• DATA SUPPLIED:
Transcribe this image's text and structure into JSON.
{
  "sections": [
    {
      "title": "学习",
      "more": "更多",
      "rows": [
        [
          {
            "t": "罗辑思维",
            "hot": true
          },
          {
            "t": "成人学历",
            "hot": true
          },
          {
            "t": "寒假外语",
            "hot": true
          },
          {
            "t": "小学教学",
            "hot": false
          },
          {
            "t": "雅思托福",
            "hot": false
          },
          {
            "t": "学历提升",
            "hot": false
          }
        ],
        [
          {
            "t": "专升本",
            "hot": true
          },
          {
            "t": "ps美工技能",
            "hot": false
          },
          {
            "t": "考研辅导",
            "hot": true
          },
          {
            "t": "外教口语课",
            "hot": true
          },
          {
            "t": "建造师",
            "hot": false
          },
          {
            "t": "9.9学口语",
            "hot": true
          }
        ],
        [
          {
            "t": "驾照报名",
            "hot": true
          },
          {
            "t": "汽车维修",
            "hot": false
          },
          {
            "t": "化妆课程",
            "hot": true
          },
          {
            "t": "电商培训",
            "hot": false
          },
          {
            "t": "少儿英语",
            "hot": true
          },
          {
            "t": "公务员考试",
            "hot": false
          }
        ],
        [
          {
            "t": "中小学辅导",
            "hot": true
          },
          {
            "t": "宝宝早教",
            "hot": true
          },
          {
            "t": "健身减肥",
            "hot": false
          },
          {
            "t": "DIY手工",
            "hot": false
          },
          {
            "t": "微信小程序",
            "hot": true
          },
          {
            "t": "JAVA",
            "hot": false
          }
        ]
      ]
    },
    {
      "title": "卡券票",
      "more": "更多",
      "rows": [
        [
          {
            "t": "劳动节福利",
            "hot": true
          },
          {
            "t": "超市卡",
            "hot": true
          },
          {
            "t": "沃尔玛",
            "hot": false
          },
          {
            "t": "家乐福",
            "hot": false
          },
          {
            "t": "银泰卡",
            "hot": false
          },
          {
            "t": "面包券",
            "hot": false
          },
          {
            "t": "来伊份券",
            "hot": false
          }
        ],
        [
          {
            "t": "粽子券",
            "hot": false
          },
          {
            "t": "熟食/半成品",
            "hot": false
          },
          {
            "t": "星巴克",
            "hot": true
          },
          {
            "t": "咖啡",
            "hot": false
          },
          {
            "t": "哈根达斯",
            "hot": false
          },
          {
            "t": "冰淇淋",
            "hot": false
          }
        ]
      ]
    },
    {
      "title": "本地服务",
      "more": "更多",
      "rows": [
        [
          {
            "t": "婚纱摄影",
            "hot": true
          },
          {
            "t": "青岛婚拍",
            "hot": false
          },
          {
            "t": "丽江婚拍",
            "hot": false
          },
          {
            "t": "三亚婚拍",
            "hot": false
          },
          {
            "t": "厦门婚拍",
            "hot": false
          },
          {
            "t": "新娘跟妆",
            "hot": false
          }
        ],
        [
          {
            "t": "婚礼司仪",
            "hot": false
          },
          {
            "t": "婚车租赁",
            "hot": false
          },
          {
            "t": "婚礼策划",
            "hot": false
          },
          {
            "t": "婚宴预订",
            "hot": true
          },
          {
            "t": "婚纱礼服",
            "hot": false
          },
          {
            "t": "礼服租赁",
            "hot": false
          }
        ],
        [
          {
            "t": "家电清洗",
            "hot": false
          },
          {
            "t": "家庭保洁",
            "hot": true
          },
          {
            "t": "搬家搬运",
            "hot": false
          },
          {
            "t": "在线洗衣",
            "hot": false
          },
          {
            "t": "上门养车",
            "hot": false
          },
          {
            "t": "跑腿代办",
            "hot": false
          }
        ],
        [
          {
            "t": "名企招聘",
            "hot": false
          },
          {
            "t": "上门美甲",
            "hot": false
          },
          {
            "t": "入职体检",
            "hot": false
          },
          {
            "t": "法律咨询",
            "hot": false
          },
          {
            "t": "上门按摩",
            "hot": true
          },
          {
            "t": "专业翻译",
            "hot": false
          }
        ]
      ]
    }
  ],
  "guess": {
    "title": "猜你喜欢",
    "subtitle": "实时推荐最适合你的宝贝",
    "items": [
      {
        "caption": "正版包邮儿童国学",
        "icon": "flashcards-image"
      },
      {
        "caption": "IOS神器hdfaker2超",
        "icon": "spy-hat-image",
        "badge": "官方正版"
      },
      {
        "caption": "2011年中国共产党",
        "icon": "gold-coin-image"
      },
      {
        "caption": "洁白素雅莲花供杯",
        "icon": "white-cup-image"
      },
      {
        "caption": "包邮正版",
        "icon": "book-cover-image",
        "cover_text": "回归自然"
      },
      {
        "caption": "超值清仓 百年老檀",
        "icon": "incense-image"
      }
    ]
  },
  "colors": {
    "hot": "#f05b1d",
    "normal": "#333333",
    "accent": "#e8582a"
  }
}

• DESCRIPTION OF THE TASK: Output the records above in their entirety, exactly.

• RESULT OF THE TASK:
Transcribe this image's text and structure into JSON.
{
  "sections": [
    {
      "title": "学习",
      "more": "更多",
      "rows": [
        [
          {
            "t": "罗辑思维",
            "hot": true
          },
          {
            "t": "成人学历",
            "hot": true
          },
          {
            "t": "寒假外语",
            "hot": true
          },
          {
            "t": "小学教学",
            "hot": false
          },
          {
            "t": "雅思托福",
            "hot": false
          },
          {
            "t": "学历提升",
            "hot": false
          }
        ],
        [
          {
            "t": "专升本",
            "hot": true
          },
          {
            "t": "ps美工技能",
            "hot": false
          },
          {
            "t": "考研辅导",
            "hot": true
          },
          {
            "t": "外教口语课",
            "hot": true
          },
          {
            "t": "建造师",
            "hot": false
          },
          {
            "t": "9.9学口语",
            "hot": true
          }
        ],
        [
          {
            "t": "驾照报名",
            "hot": true
          },
          {
            "t": "汽车维修",
            "hot": false
          },
          {
            "t": "化妆课程",
            "hot": true
          },
          {
            "t": "电商培训",
            "hot": false
          },
          {
            "t": "少儿英语",
            "hot": true
          },
          {
            "t": "公务员考试",
            "hot": false
          }
        ],
        [
          {
            "t": "中小学辅导",
            "hot": true
          },
          {
            "t": "宝宝早教",
            "hot": true
          },
          {
            "t": "健身减肥",
            "hot": false
          },
          {
            "t": "DIY手工",
            "hot": false
          },
          {
            "t": "微信小程序",
            "hot": true
          },
          {
            "t": "JAVA",
            "hot": false
          }
        ]
      ]
    },
    {
      "title": "卡券票",
      "more": "更多",
      "rows": [
        [
          {
            "t": "劳动节福利",
            "hot": true
          },
          {
            "t": "超市卡",
            "hot": true
          },
          {
            "t": "沃尔玛",
            "hot": false
          },
          {
            "t": "家乐福",
            "hot": false
          },
          {
            "t": "银泰卡",
            "hot": false
          },
          {
            "t": "面包券",
            "hot": false
          },
          {
            "t": "来伊份券",
            "hot": false
          }
        ],
        [
          {
            "t": "粽子券",
            "hot": false
          },
          {
            "t": "熟食/半成品",
            "hot": false
          },
          {
            "t": "星巴克",
            "hot": true
          },
          {
            "t": "咖啡",
            "hot": false
          },
          {
            "t": "哈根达斯",
            "hot": false
          },
          {
            "t": "冰淇淋",
            "hot": false
          }
        ]
      ]
    },
    {
      "title": "本地服务",
      "more": "更多",
      "rows": [
        [
          {
            "t": "婚纱摄影",
            "hot": true
          },
          {
            "t": "青岛婚拍",
            "hot": false
          },
          {
            "t": "丽江婚拍",
            "hot": false
          },
          {
            "t": "三亚婚拍",
            "hot": false
          },
          {
            "t": "厦门婚拍",
            "hot": false
          },
          {
            "t": "新娘跟妆",
            "hot": false
          }
        ],
        [
          {
            "t": "婚礼司仪",
            "hot": false
          },
          {
            "t": "婚车租赁",
            "hot": false
          },
          {
            "t": "婚礼策划",
            "hot": false
          },
          {
            "t": "婚宴预订",
            "hot": true
          },
          {
            "t": "婚纱礼服",
            "hot": false
          },
          {
            "t": "礼服租赁",
            "hot": false
          }
        ],
        [
          {
            "t": "家电清洗",
            "hot": false
          },
          {
            "t": "家庭保洁",
            "hot": true
          },
          {
            "t": "搬家搬运",
            "hot": false
          },
          {
            "t": "在线洗衣",
            "hot": false
          },
          {
            "t": "上门养车",
            "hot": false
          },
          {
            "t": "跑腿代办",
            "hot": false
          }
        ],
        [
          {
            "t": "名企招聘",
            "hot": false
          },
          {
            "t": "上门美甲",
            "hot": false
          },
          {
            "t": "入职体检",
            "hot": false
          },
          {
            "t": "法律咨询",
            "hot": false
          },
          {
            "t": "上门按摩",
            "hot": true
          },
          {
            "t": "专业翻译",
            "hot": false
          }
        ]
      ]
    }
  ],
  "guess": {
    "title": "猜你喜欢",
    "subtitle": "实时推荐最适合你的宝贝",
    "items": [
      {
        "caption": "正版包邮儿童国学",
        "icon": "flashcards-image"
      },
      {
        "caption": "IOS神器hdfaker2超",
        "icon": "spy-hat-image",
        "badge": "官方正版"
      },
      {
        "caption": "2011年中国共产党",
        "icon": "gold-coin-image"
      },
      {
        "caption": "洁白素雅莲花供杯",
        "icon": "white-cup-image"
      },
      {
        "caption": "包邮正版",
        "icon": "book-cover-image",
        "cover_text": "回归自然"
      },
      {
        "caption": "超值清仓 百年老檀",
        "icon": "incense-image"
      }
    ]
  },
  "colors": {
    "hot": "#f05b1d",
    "normal": "#333333",
    "accent": "#e8582a"
  }
}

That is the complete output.